— Your instructions —
Each record that follows should be repeated exactly, minus any images.

[Dataset items]
******************************
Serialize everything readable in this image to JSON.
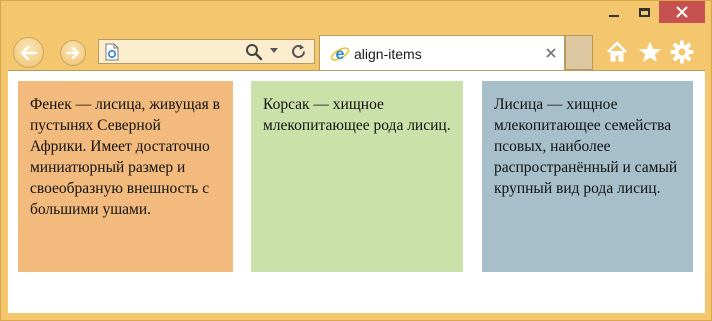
{
  "window": {
    "colors": {
      "frame": "#f4c76e",
      "close_button": "#c75050"
    }
  },
  "toolbar": {
    "back_icon": "back-arrow-icon",
    "forward_icon": "forward-arrow-icon",
    "address": {
      "value": "",
      "page_icon": "page-icon",
      "search_icon": "search-icon",
      "dropdown_icon": "chevron-down-icon",
      "refresh_icon": "refresh-icon"
    },
    "tab": {
      "title": "align-items",
      "icon": "ie-logo-icon",
      "close_icon": "close-icon"
    },
    "right_icons": [
      "home-icon",
      "star-icon",
      "gear-icon"
    ]
  },
  "content": {
    "cards": [
      {
        "text": "Фенек — лисица, живущая в пустынях Северной Африки. Имеет достаточно миниатюрный размер и своеобразную внешность с большими ушами.",
        "color": "#f2bb7d"
      },
      {
        "text": "Корсак — хищное млекопитающее рода лисиц.",
        "color": "#cbe1aa"
      },
      {
        "text": "Лисица — хищное млекопитающее семейства псовых, наиболее распространённый и самый крупный вид рода лисиц.",
        "color": "#a6bfcb"
      }
    ]
  }
}
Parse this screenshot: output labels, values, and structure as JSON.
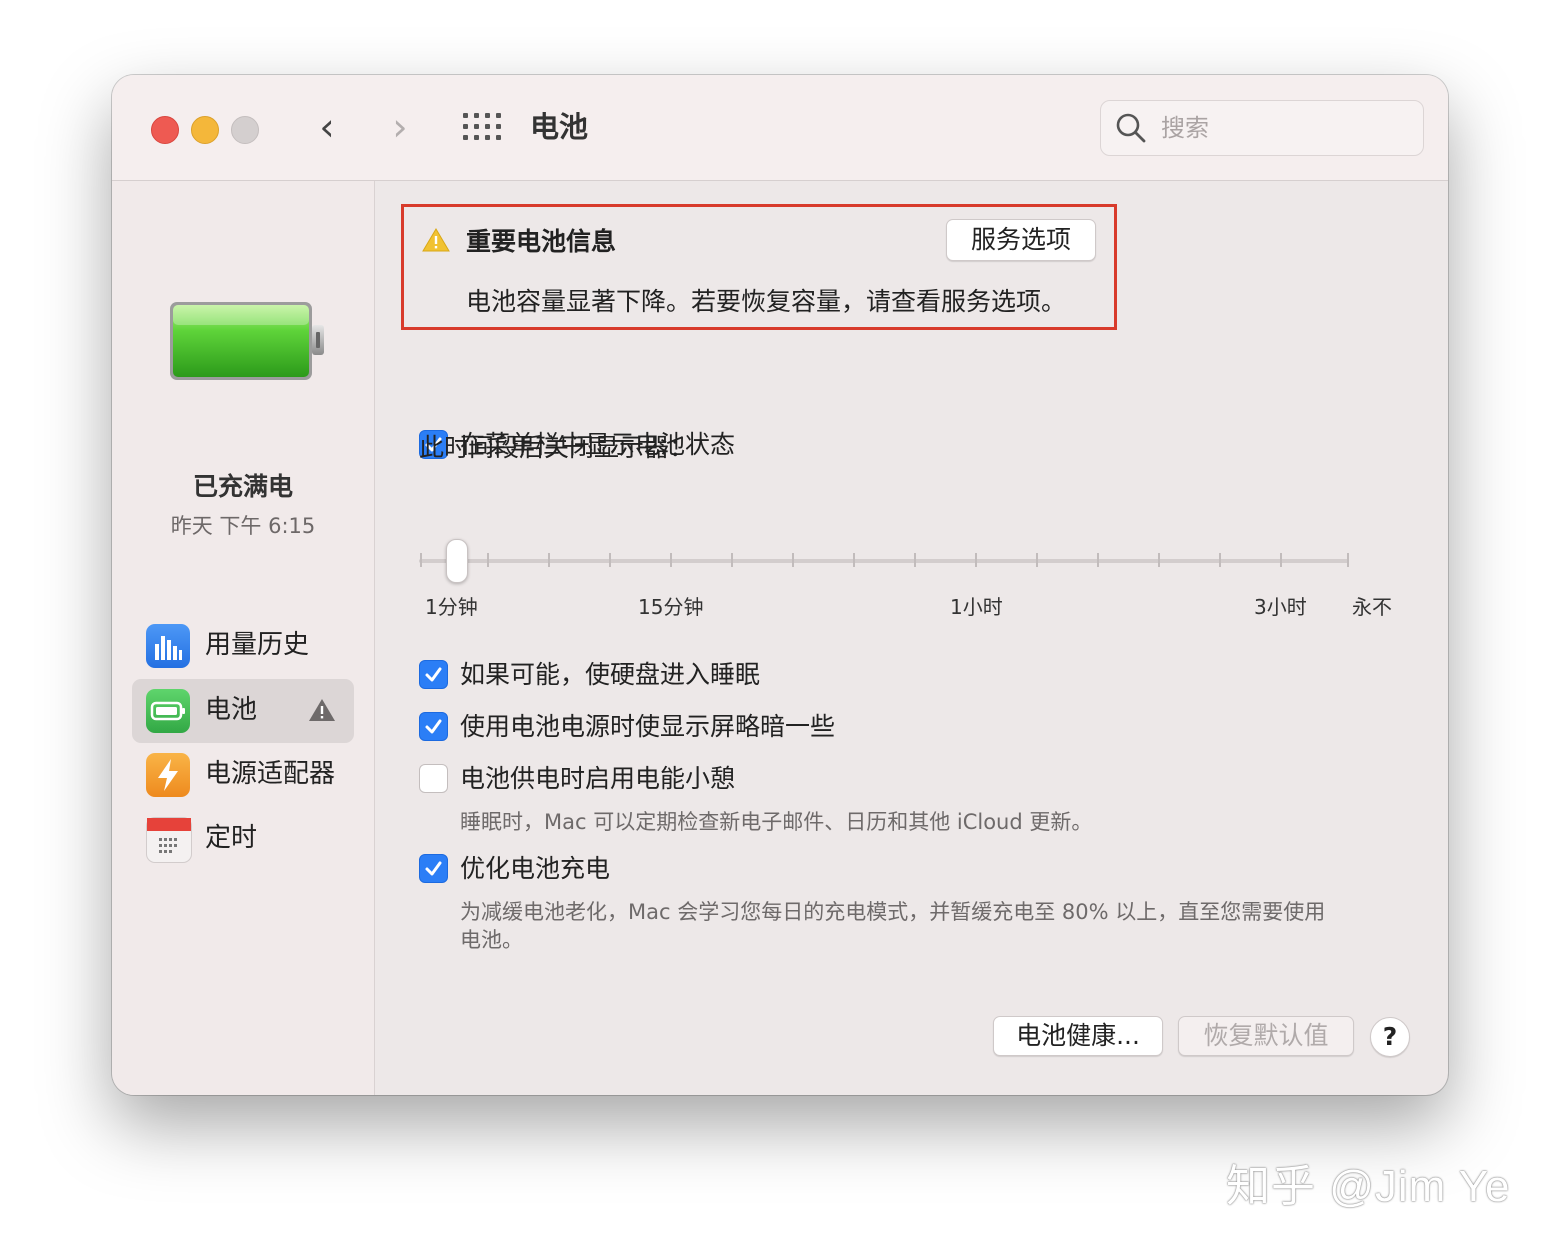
{
  "window": {
    "title": "电池",
    "search": {
      "placeholder": "搜索",
      "value": ""
    }
  },
  "sidebar": {
    "status_title": "已充满电",
    "status_time": "昨天 下午 6:15",
    "items": [
      {
        "label": "用量历史",
        "icon": "bar-chart-icon",
        "color": "#3a85f2"
      },
      {
        "label": "电池",
        "icon": "battery-icon",
        "color": "#4cc15c",
        "active": true,
        "warning": true
      },
      {
        "label": "电源适配器",
        "icon": "lightning-icon",
        "color": "#f5a030"
      },
      {
        "label": "定时",
        "icon": "calendar-icon",
        "color": "#e6423a"
      }
    ]
  },
  "alert": {
    "title": "重要电池信息",
    "description": "电池容量显著下降。若要恢复容量，请查看服务选项。",
    "button_label": "服务选项",
    "border_color": "#d83b2b"
  },
  "options": {
    "show_in_menubar": {
      "label": "在菜单栏中显示电池状态",
      "checked": true
    },
    "sleep_disks": {
      "label": "如果可能，使硬盘进入睡眠",
      "checked": true
    },
    "dim_display": {
      "label": "使用电池电源时使显示屏略暗一些",
      "checked": true
    },
    "power_nap": {
      "label": "电池供电时启用电能小憩",
      "checked": false,
      "description": "睡眠时，Mac 可以定期检查新电子邮件、日历和其他 iCloud 更新。"
    },
    "optimized_charging": {
      "label": "优化电池充电",
      "checked": true,
      "description_line1": "为减缓电池老化，Mac 会学习您每日的充电模式，并暂缓充电至 80% 以上，直至您需要使用",
      "description_line2": "电池。"
    }
  },
  "display_sleep": {
    "label": "此时间段后关闭显示器：",
    "value": "2分钟",
    "ticks": [
      "1分钟",
      "15分钟",
      "1小时",
      "3小时",
      "永不"
    ]
  },
  "footer": {
    "battery_health_label": "电池健康...",
    "restore_defaults_label": "恢复默认值",
    "help_label": "?"
  },
  "watermark": "知乎 @Jim Ye",
  "colors": {
    "accent": "#2b7ef6",
    "warning": "#f1c232"
  }
}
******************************
— Answer to this exercise —
Serialize everything readable in this image to JSON.
{
  "window": {
    "colors": {
      "frame": "#f4c76e",
      "close_button": "#c75050"
    }
  },
  "toolbar": {
    "back_icon": "back-arrow-icon",
    "forward_icon": "forward-arrow-icon",
    "address": {
      "value": "",
      "page_icon": "page-icon",
      "search_icon": "search-icon",
      "dropdown_icon": "chevron-down-icon",
      "refresh_icon": "refresh-icon"
    },
    "tab": {
      "title": "align-items",
      "icon": "ie-logo-icon",
      "close_icon": "close-icon"
    },
    "right_icons": [
      "home-icon",
      "star-icon",
      "gear-icon"
    ]
  },
  "content": {
    "cards": [
      {
        "text": "Фенек — лисица, живущая в пустынях Северной Африки. Имеет достаточно миниатюрный размер и своеобразную внешность с большими ушами.",
        "color": "#f2bb7d"
      },
      {
        "text": "Корсак — хищное млекопитающее рода лисиц.",
        "color": "#cbe1aa"
      },
      {
        "text": "Лисица — хищное млекопитающее семейства псовых, наиболее распространённый и самый крупный вид рода лисиц.",
        "color": "#a6bfcb"
      }
    ]
  }
}
Parse this screenshot: output labels, values, and structure as JSON.
{
  "window": {
    "title": "电池",
    "search": {
      "placeholder": "搜索",
      "value": ""
    }
  },
  "sidebar": {
    "status_title": "已充满电",
    "status_time": "昨天 下午 6:15",
    "items": [
      {
        "label": "用量历史",
        "icon": "bar-chart-icon",
        "color": "#3a85f2"
      },
      {
        "label": "电池",
        "icon": "battery-icon",
        "color": "#4cc15c",
        "active": true,
        "warning": true
      },
      {
        "label": "电源适配器",
        "icon": "lightning-icon",
        "color": "#f5a030"
      },
      {
        "label": "定时",
        "icon": "calendar-icon",
        "color": "#e6423a"
      }
    ]
  },
  "alert": {
    "title": "重要电池信息",
    "description": "电池容量显著下降。若要恢复容量，请查看服务选项。",
    "button_label": "服务选项",
    "border_color": "#d83b2b"
  },
  "options": {
    "show_in_menubar": {
      "label": "在菜单栏中显示电池状态",
      "checked": true
    },
    "sleep_disks": {
      "label": "如果可能，使硬盘进入睡眠",
      "checked": true
    },
    "dim_display": {
      "label": "使用电池电源时使显示屏略暗一些",
      "checked": true
    },
    "power_nap": {
      "label": "电池供电时启用电能小憩",
      "checked": false,
      "description": "睡眠时，Mac 可以定期检查新电子邮件、日历和其他 iCloud 更新。"
    },
    "optimized_charging": {
      "label": "优化电池充电",
      "checked": true,
      "description_line1": "为减缓电池老化，Mac 会学习您每日的充电模式，并暂缓充电至 80% 以上，直至您需要使用",
      "description_line2": "电池。"
    }
  },
  "display_sleep": {
    "label": "此时间段后关闭显示器：",
    "value": "2分钟",
    "ticks": [
      "1分钟",
      "15分钟",
      "1小时",
      "3小时",
      "永不"
    ]
  },
  "footer": {
    "battery_health_label": "电池健康...",
    "restore_defaults_label": "恢复默认值",
    "help_label": "?"
  },
  "watermark": "知乎 @Jim Ye",
  "colors": {
    "accent": "#2b7ef6",
    "warning": "#f1c232"
  }
}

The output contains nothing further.